Peripheral CD4+ T cells can be divided into several functional subsets, including type 1 helper (Th1), type 2 helper (Th2), type 17 helper (Th17), and regulatory T (Treg) cells. Th1, Th2, and Th17 cells are collectively called effector Th cells. Each subset of effector Th cells secretes a unique combination of cytokines and plays a distinct role in regulating adaptive immunity. However, effector Th cells can also contribute to the pathogenesis of allergic inflammation and various organ-specific autoimmune diseases, if their function is not regulated properly. Thus, the functional balance among various subsets of Th cells can critically influence the outcomes of these diseases.
Despite the striking differences in function, all subsets of CD4+T cells are differentiated from T cell precursors originating from bone marrow common lymphoid precursors. Further maturation and differentiation of common lymphoid precursors is controlled by a complicated genetic cascade involving several subset-specific or non-specific transcriptional factors and cytokines.

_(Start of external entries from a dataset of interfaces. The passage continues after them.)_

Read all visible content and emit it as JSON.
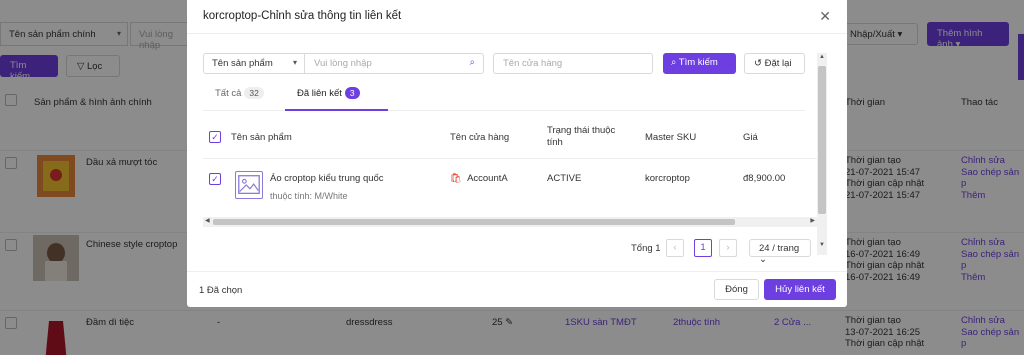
{
  "background": {
    "filter_select": "Tên sản phẩm chính",
    "filter_input_placeholder": "Vui lòng nhập",
    "import_export_label": "Nhập/Xuất",
    "add_image_label": "Thêm hình ảnh",
    "search_label": "Tìm kiếm",
    "filter_label": "Lọc",
    "col_product": "Sản phẩm & hình ảnh chính",
    "col_time": "Thời gian",
    "col_actions": "Thao tác",
    "rows": [
      {
        "name": "Dầu xả mượt tóc",
        "t1": "Thời gian tạo",
        "t2": "21-07-2021 15:47",
        "t3": "Thời gian cập nhật",
        "t4": "21-07-2021 15:47",
        "a1": "Chỉnh sửa",
        "a2": "Sao chép sản p",
        "a3": "Thêm"
      },
      {
        "name": "Chinese style croptop",
        "t1": "Thời gian tạo",
        "t2": "16-07-2021 16:49",
        "t3": "Thời gian cập nhật",
        "t4": "16-07-2021 16:49",
        "a1": "Chỉnh sửa",
        "a2": "Sao chép sản p",
        "a3": "Thêm"
      },
      {
        "name": "Đầm dì tiệc",
        "dash": "-",
        "sku": "dressdress",
        "qty": "25",
        "link_sku": "1SKU sàn TMĐT",
        "attr": "2thuộc tính",
        "stores": "2 Cửa ...",
        "t1": "Thời gian tạo",
        "t2": "13-07-2021 16:25",
        "t3": "Thời gian cập nhật",
        "a1": "Chỉnh sửa",
        "a2": "Sao chép sản p"
      }
    ]
  },
  "modal": {
    "title": "korcroptop-Chỉnh sửa thông tin liên kết",
    "search_field_select": "Tên sản phẩm",
    "search_placeholder": "Vui lòng nhập",
    "store_placeholder": "Tên cửa hàng",
    "search_button": "Tìm kiếm",
    "reset_button": "Đặt lại",
    "tabs": [
      {
        "label": "Tất cả",
        "count": "32"
      },
      {
        "label": "Đã liên kết",
        "count": "3"
      }
    ],
    "columns": {
      "name": "Tên sản phẩm",
      "store": "Tên cửa hàng",
      "status_line1": "Trạng thái thuộc",
      "status_line2": "tính",
      "sku": "Master SKU",
      "price": "Giá"
    },
    "row": {
      "name": "Áo croptop kiểu trung quốc",
      "attr": "thuộc tính: M/White",
      "store": "AccountA",
      "status": "ACTIVE",
      "sku": "korcroptop",
      "price": "đ8,900.00"
    },
    "pagination": {
      "total_label": "Tổng 1",
      "current_page": "1",
      "page_size": "24 / trang"
    },
    "footer": {
      "selected": "1 Đã chọn",
      "close": "Đóng",
      "unlink": "Hủy liên kết"
    }
  },
  "colors": {
    "accent": "#6d3fe0",
    "store_icon": "#e23c2a"
  }
}
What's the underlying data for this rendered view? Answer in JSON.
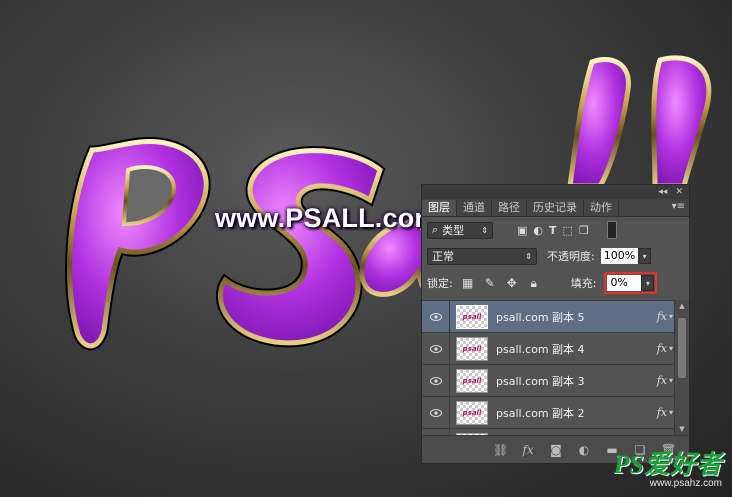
{
  "canvas": {
    "artwork_text": "psall",
    "watermark": "www.PSALL.com"
  },
  "panel": {
    "topbar": {
      "collapse": "◂◂",
      "close": "✕"
    },
    "tabs": [
      {
        "label": "图层",
        "active": true
      },
      {
        "label": "通道",
        "active": false
      },
      {
        "label": "路径",
        "active": false
      },
      {
        "label": "历史记录",
        "active": false
      },
      {
        "label": "动作",
        "active": false
      }
    ],
    "menu_icon": "▾≡",
    "filter": {
      "kind": "类型",
      "icons": [
        "pixel-filter-icon",
        "adjustment-filter-icon",
        "type-filter-icon",
        "shape-filter-icon",
        "smart-object-filter-icon"
      ]
    },
    "blend_mode": "正常",
    "opacity_label": "不透明度:",
    "opacity_value": "100%",
    "lock_label": "锁定:",
    "fill_label": "填充:",
    "fill_value": "0%",
    "layers": [
      {
        "name": "psall.com 副本 5",
        "selected": true,
        "fx": "fx"
      },
      {
        "name": "psall.com 副本 4",
        "selected": false,
        "fx": "fx"
      },
      {
        "name": "psall.com 副本 3",
        "selected": false,
        "fx": "fx"
      },
      {
        "name": "psall.com 副本 2",
        "selected": false,
        "fx": "fx"
      }
    ],
    "footer_icons": [
      "link-icon",
      "fx-icon",
      "mask-icon",
      "adjustment-icon",
      "folder-icon",
      "new-layer-icon",
      "trash-icon"
    ]
  },
  "brand": {
    "main": "PS爱好者",
    "sub": "www.psahz.com"
  },
  "colors": {
    "fill_highlight": "#e8302a",
    "selected_layer": "#5f6e84",
    "letter_fill": "#b030e0",
    "gold_outline": "#d4b060"
  }
}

My laboratory researches the transcription factors that are important for the development and function of various subsets of CD4+T cells. The factors of interest include c-maf, GATA-3, ROG, and Ets-1. We has generated various “knock-out” mouse strains, each of which is rendered deficient in one of the transcription factors. These knock-out strains provide us with a great opportunity to study the in vivo regulatory roles of the transcription factors. Studies on these mice may uncover novel targets for manipulation of the differentiation of Th cells and, subsequently, the function of Th immune responses. Such manipulation may be beneficial in allergic and autoimmune diseases.